§ Your assignment
Your answer must be an exact copy of the records below, minus the pictures.

Segment Open

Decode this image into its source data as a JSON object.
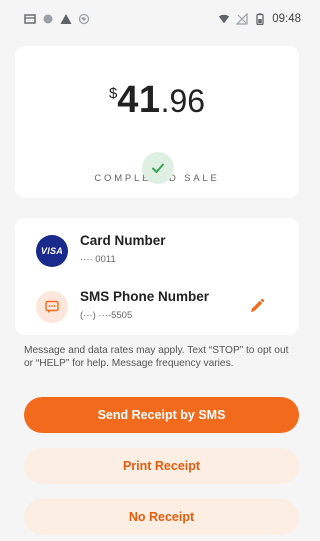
{
  "status_bar": {
    "time": "09:48",
    "left_icons": [
      "app-window-icon",
      "circle-icon",
      "warning-icon",
      "globe-icon"
    ],
    "right_icons": [
      "wifi-icon",
      "no-signal-icon",
      "battery-icon"
    ]
  },
  "sale": {
    "currency": "$",
    "amount_whole": "41",
    "amount_cents": ".96",
    "status_label": "COMPLETED SALE",
    "status_icon": "check-icon"
  },
  "payment": {
    "card_title": "Card Number",
    "card_value": "···· 0011",
    "card_brand": "VISA",
    "sms_title": "SMS Phone Number",
    "sms_value": "(···) ···-5505",
    "sms_icon": "message-icon",
    "edit_icon": "pencil-icon"
  },
  "disclaimer": "Message and data rates may apply. Text “STOP” to opt out or “HELP” for help. Message frequency varies.",
  "buttons": {
    "send_sms": "Send Receipt by SMS",
    "print": "Print Receipt",
    "none": "No Receipt"
  },
  "colors": {
    "accent": "#f26a1b",
    "accent_light": "#fdeee4",
    "success_bg": "#dff0e2",
    "success": "#3aa552",
    "visa": "#1a2a8c"
  }
}
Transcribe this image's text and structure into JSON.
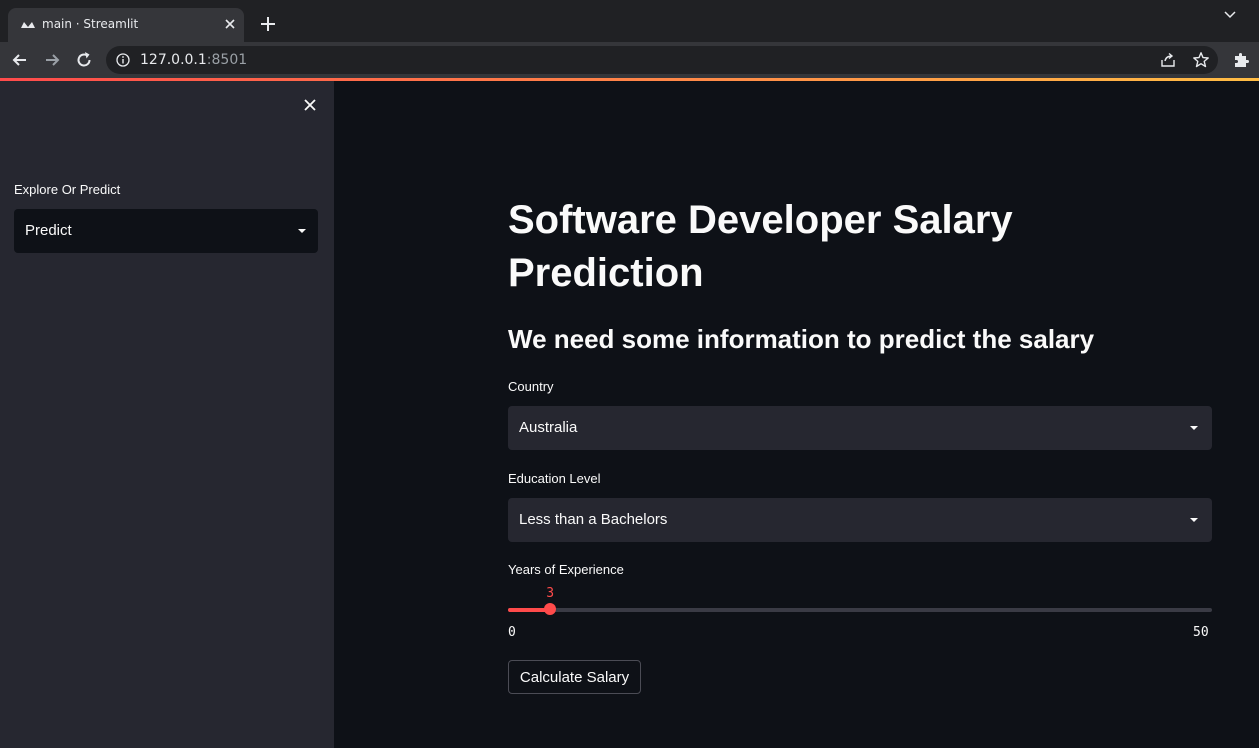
{
  "browser": {
    "tab_title": "main · Streamlit",
    "url_host": "127.0.0.1",
    "url_port": ":8501",
    "icons": [
      "streamlit-favicon-icon",
      "close-icon",
      "plus-icon",
      "chevron-down-icon",
      "arrow-left-icon",
      "arrow-right-icon",
      "reload-icon",
      "info-icon",
      "share-icon",
      "star-icon",
      "puzzle-icon"
    ]
  },
  "sidebar": {
    "label": "Explore Or Predict",
    "selected": "Predict"
  },
  "main": {
    "title": "Software Developer Salary Prediction",
    "subtitle": "We need some information to predict the salary",
    "country": {
      "label": "Country",
      "selected": "Australia"
    },
    "education": {
      "label": "Education Level",
      "selected": "Less than a Bachelors"
    },
    "experience": {
      "label": "Years of Experience",
      "value": "3",
      "min": "0",
      "max": "50",
      "numeric_value": 3,
      "numeric_min": 0,
      "numeric_max": 50
    },
    "button_label": "Calculate Salary"
  },
  "colors": {
    "accent": "#ff4b4b",
    "background": "#0e1117",
    "sidebar": "#262730"
  }
}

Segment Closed

§ Output of the exercise
Decode this image into its source data as a JSON object.
{
  "status_bar": {
    "time": "09:48",
    "left_icons": [
      "app-window-icon",
      "circle-icon",
      "warning-icon",
      "globe-icon"
    ],
    "right_icons": [
      "wifi-icon",
      "no-signal-icon",
      "battery-icon"
    ]
  },
  "sale": {
    "currency": "$",
    "amount_whole": "41",
    "amount_cents": ".96",
    "status_label": "COMPLETED SALE",
    "status_icon": "check-icon"
  },
  "payment": {
    "card_title": "Card Number",
    "card_value": "···· 0011",
    "card_brand": "VISA",
    "sms_title": "SMS Phone Number",
    "sms_value": "(···) ···-5505",
    "sms_icon": "message-icon",
    "edit_icon": "pencil-icon"
  },
  "disclaimer": "Message and data rates may apply. Text “STOP” to opt out or “HELP” for help. Message frequency varies.",
  "buttons": {
    "send_sms": "Send Receipt by SMS",
    "print": "Print Receipt",
    "none": "No Receipt"
  },
  "colors": {
    "accent": "#f26a1b",
    "accent_light": "#fdeee4",
    "success_bg": "#dff0e2",
    "success": "#3aa552",
    "visa": "#1a2a8c"
  }
}
Transcribe this image's text and structure into JSON.
{
  "browser": {
    "tab_title": "main · Streamlit",
    "url_host": "127.0.0.1",
    "url_port": ":8501",
    "icons": [
      "streamlit-favicon-icon",
      "close-icon",
      "plus-icon",
      "chevron-down-icon",
      "arrow-left-icon",
      "arrow-right-icon",
      "reload-icon",
      "info-icon",
      "share-icon",
      "star-icon",
      "puzzle-icon"
    ]
  },
  "sidebar": {
    "label": "Explore Or Predict",
    "selected": "Predict"
  },
  "main": {
    "title": "Software Developer Salary Prediction",
    "subtitle": "We need some information to predict the salary",
    "country": {
      "label": "Country",
      "selected": "Australia"
    },
    "education": {
      "label": "Education Level",
      "selected": "Less than a Bachelors"
    },
    "experience": {
      "label": "Years of Experience",
      "value": "3",
      "min": "0",
      "max": "50",
      "numeric_value": 3,
      "numeric_min": 0,
      "numeric_max": 50
    },
    "button_label": "Calculate Salary"
  },
  "colors": {
    "accent": "#ff4b4b",
    "background": "#0e1117",
    "sidebar": "#262730"
  }
}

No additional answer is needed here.